After 100 years of Air War, it is time for our Politicians to learn the lessons from WW2 and the War in the Falklands. Large ships with large crews will always succumb to aircraft attack pressed home by determined pilots. The Bismarck had no defence against a lone defenceless canvass covered by-plane, Will our new Aircraft Carrier fare any better? Almost all aircraft carriers ever built have been sunk or put our of action by Aircraft using weapons of the day.
Some months ago I was able to go on board one of the Navy’s billion Pound Frigates, I met a charming young serviceman who lost no time in telling me that not only could they defend the ship against an Exocet missile, they could defend her against 40 of them all attacking her at once; and he really believed that.
I answered, “Making missiles is a very large business using the greatest available brains and making huge profits for their manufacturer‘s. If they can not sink your ship, then she must be unsinkable."
Unfortunately in war and peace The Royal Navy can no longer serve a useful roll, its Officer Corps even now lacks local Command and is hugely disproportional.
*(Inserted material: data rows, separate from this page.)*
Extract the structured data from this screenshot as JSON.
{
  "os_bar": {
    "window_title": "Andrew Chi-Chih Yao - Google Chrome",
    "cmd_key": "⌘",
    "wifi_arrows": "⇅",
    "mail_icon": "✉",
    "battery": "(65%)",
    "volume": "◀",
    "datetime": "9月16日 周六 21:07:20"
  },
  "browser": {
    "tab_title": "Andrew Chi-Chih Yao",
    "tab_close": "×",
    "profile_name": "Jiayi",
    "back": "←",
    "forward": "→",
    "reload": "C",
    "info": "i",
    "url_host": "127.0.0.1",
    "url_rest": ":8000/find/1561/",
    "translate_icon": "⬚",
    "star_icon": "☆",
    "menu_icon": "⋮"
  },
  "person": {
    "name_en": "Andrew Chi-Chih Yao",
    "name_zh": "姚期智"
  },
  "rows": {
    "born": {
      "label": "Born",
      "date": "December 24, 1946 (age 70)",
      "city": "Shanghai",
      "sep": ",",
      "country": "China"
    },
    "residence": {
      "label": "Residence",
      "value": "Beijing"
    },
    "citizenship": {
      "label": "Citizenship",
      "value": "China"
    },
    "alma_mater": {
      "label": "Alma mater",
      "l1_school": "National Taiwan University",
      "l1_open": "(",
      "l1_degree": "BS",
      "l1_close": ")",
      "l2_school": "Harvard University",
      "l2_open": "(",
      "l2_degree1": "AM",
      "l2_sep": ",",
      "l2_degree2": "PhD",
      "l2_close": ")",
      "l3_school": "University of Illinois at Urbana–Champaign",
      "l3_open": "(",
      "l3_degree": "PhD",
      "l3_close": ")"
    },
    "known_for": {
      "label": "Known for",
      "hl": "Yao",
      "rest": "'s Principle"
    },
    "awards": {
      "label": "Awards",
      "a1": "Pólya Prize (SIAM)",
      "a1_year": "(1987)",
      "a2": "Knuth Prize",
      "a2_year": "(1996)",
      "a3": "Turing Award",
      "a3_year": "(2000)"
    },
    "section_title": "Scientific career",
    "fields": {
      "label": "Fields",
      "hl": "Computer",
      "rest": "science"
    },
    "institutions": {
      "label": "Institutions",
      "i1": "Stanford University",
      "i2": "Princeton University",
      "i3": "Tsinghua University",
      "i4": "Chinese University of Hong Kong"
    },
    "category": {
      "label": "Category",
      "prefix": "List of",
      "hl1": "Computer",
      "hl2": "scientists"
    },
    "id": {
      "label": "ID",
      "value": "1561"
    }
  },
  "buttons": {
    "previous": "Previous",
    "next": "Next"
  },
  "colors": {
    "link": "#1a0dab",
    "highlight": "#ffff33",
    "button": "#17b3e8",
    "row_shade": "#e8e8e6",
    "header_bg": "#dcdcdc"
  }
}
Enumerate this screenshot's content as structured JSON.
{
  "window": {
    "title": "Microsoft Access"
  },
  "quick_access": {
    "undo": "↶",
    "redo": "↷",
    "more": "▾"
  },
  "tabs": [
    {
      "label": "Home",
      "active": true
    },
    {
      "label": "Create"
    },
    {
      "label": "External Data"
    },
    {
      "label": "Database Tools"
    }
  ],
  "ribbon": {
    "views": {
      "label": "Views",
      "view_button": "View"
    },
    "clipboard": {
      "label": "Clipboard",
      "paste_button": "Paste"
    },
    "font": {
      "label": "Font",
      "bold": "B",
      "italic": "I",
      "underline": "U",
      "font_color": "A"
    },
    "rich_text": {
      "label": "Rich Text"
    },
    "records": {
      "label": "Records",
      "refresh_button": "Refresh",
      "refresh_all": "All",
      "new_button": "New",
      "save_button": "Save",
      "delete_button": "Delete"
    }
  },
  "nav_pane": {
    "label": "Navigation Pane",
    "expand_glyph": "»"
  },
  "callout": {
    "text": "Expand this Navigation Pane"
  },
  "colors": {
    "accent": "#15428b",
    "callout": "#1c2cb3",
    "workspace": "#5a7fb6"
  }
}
It is an historic fact that very few Battleships, Cruisers and Destroyers ever sunk anything, but their crews enormously inflated our casualty figures as many thousands of their good men were lost.
Returning to HMS Hood 1,403 men died, (almost two full Regiments of trained men), she never carried out a Kill on the Enemy and wasted our Country’s meagre resources during time of War.
Whereas, HMS Cayton Wyke , one of the six thousand small Fighting Trawlers, each with an 18 man crew (including my Father, John T.Cook DSM RN), did sink the second Submarine of the War and did rescue 603 men off of the beaches at Dunkirk
and return them to England to survive and fight again, did patrol our coast night and day in all weather, did sweep the Mines to allow shipping (including Royal Navy vessels) to enter and leave port, and did most of the Convoy Escort duty, both around our coastline to bring food to our people and those North Atlantic Convoys which brought weapons of war to our Russian Allies.
However, the New Aircraft Carrier will be built (for the same cost as 150 Fighting Trawlers) and she will no doubt be sunk by a determined Pilot; the Falklands can no longer be protected against South American determination, however Politicians waffle and dream. The 6,000 'Cayton Wykes’ which at little cost to our Nation, could and did protect us in War. Would do the same in peace.
John Cook, Secretary. Coastal Motorboat Heritage Trust